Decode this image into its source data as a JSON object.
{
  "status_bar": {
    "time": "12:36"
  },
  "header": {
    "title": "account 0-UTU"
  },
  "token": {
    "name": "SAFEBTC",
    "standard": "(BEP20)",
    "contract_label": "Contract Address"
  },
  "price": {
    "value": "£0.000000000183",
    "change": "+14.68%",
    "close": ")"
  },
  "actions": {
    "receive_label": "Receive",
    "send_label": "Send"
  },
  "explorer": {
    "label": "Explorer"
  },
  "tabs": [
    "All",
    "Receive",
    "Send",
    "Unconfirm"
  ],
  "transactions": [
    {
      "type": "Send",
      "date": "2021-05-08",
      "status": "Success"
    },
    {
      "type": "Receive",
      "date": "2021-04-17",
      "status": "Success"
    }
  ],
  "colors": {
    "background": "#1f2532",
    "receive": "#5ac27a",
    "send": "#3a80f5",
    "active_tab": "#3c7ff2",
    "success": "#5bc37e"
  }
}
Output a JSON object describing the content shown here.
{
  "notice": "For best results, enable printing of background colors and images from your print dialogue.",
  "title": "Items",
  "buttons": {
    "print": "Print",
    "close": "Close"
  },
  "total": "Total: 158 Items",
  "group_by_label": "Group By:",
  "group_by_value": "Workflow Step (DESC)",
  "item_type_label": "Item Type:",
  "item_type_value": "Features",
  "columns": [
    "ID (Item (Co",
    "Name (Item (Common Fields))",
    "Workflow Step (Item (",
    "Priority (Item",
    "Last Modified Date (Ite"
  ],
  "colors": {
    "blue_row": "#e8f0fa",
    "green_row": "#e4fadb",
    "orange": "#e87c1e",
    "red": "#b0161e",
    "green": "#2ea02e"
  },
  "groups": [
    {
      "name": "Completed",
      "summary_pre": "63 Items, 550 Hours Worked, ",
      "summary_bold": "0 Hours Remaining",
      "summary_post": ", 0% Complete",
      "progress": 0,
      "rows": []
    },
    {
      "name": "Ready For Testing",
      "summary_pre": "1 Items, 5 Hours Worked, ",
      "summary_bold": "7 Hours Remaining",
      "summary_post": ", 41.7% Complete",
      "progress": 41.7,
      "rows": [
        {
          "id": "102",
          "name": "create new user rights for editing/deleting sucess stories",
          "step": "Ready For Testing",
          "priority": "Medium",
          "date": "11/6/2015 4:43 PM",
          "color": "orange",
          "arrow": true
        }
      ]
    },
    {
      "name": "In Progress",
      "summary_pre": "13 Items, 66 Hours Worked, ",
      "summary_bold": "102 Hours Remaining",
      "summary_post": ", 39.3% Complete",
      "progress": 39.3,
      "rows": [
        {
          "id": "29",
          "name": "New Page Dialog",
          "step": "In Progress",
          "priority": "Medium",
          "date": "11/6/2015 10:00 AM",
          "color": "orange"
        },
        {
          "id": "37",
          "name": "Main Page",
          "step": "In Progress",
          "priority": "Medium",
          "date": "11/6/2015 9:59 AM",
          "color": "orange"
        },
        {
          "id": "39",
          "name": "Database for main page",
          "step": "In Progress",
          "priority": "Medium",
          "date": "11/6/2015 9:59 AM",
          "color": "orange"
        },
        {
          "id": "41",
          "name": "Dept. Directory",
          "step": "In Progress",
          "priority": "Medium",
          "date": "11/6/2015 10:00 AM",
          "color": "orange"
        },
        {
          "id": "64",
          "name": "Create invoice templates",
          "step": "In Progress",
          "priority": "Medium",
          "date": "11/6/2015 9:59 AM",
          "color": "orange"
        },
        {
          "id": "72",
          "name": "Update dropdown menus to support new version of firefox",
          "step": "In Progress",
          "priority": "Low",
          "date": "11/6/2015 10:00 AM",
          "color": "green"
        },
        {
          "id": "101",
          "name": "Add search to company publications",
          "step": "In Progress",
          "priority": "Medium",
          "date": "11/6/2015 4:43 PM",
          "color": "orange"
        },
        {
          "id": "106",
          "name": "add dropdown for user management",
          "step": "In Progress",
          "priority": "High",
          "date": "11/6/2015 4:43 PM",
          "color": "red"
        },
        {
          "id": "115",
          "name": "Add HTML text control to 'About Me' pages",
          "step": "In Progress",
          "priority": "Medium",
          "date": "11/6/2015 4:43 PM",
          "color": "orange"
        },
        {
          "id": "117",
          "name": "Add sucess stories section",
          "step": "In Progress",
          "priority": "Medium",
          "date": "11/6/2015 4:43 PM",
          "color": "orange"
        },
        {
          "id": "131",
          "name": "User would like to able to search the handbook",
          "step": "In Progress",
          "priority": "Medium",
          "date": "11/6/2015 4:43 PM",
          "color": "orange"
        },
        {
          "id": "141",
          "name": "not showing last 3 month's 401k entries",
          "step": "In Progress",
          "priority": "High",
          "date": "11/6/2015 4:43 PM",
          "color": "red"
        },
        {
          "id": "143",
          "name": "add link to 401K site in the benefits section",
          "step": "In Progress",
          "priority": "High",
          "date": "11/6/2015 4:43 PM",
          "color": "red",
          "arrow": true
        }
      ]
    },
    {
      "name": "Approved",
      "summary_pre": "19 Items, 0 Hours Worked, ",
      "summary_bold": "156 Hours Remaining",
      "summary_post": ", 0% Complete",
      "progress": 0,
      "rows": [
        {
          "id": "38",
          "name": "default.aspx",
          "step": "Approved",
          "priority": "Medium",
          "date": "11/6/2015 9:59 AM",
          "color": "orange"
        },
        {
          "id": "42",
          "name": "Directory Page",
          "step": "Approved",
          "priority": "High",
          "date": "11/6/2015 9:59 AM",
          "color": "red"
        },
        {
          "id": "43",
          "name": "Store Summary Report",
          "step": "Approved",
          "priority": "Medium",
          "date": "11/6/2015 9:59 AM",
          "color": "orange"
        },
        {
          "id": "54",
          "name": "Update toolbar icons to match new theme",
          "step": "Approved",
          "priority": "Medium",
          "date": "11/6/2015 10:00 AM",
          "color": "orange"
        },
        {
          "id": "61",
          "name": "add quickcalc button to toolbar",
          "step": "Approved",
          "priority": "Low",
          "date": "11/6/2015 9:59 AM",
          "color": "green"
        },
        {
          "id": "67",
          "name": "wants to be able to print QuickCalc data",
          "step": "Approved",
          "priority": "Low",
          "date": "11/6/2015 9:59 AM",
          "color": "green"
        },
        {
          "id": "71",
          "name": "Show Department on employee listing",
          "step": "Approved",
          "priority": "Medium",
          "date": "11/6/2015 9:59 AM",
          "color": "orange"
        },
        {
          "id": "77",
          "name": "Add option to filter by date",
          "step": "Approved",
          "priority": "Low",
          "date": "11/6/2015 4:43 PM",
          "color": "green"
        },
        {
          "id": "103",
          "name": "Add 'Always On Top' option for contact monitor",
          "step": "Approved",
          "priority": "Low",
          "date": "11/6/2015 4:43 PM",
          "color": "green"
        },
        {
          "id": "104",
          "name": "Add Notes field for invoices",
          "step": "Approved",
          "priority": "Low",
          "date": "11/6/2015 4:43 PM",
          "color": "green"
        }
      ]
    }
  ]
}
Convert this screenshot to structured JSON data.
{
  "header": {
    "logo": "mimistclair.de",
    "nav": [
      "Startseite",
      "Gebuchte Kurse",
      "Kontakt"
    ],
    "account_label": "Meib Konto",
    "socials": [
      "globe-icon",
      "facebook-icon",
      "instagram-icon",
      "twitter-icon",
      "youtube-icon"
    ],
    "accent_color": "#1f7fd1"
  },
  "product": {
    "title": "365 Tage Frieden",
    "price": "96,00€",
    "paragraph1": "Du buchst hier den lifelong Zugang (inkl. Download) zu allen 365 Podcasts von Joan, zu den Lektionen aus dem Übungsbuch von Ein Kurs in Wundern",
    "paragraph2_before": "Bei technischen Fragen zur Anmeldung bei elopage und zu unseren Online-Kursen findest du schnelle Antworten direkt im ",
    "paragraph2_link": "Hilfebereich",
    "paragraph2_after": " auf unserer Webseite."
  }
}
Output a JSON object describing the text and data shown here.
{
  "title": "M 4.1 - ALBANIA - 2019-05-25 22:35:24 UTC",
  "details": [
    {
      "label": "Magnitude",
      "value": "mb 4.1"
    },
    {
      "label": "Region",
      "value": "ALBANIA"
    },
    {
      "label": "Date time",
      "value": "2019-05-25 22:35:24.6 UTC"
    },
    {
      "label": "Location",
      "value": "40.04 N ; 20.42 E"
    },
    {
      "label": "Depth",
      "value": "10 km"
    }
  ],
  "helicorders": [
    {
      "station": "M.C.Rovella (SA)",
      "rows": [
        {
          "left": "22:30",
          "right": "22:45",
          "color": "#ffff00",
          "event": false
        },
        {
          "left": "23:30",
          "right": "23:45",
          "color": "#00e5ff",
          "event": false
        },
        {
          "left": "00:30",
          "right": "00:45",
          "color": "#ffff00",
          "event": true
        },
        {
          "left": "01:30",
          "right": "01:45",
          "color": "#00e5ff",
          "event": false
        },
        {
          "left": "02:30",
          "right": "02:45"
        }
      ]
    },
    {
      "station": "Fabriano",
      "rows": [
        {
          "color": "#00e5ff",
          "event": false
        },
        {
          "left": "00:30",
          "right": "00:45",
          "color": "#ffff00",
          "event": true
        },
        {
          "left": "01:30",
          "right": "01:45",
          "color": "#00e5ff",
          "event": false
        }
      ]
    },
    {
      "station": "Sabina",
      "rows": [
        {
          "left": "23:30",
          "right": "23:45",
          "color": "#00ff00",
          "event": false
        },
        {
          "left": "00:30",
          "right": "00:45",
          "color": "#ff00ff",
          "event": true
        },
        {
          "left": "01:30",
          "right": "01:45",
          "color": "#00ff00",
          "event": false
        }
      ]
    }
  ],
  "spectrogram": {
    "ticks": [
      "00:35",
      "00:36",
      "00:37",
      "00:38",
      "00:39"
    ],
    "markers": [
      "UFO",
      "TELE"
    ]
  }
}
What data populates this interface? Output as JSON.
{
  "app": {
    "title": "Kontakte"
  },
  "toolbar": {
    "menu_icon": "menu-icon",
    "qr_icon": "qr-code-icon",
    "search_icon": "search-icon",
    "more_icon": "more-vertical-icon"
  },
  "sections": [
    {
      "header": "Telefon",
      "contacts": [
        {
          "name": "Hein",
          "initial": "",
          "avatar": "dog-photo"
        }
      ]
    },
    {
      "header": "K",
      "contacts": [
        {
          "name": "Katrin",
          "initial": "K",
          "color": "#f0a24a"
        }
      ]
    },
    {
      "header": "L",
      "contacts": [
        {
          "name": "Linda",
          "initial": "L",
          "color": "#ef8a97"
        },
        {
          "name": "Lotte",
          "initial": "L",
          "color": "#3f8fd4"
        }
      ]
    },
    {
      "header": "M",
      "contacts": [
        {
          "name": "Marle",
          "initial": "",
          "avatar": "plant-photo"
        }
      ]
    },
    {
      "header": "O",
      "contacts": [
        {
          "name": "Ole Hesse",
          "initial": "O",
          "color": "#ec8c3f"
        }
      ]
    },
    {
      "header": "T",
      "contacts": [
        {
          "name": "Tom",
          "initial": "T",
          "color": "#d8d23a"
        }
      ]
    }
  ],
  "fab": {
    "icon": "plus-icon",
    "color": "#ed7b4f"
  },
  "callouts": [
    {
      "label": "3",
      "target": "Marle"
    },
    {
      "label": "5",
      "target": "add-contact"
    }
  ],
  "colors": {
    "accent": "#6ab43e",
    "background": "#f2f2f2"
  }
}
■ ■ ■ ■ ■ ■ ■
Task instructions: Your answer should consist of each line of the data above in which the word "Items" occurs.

Written solution:
  "title": "Items",
  "total": "Total: 158 Items",
      "summary_pre": "63 Items, 550 Hours Worked, ",
      "summary_pre": "1 Items, 5 Hours Worked, ",
      "summary_pre": "13 Items, 66 Hours Worked, ",
      "summary_pre": "19 Items, 0 Hours Worked, ",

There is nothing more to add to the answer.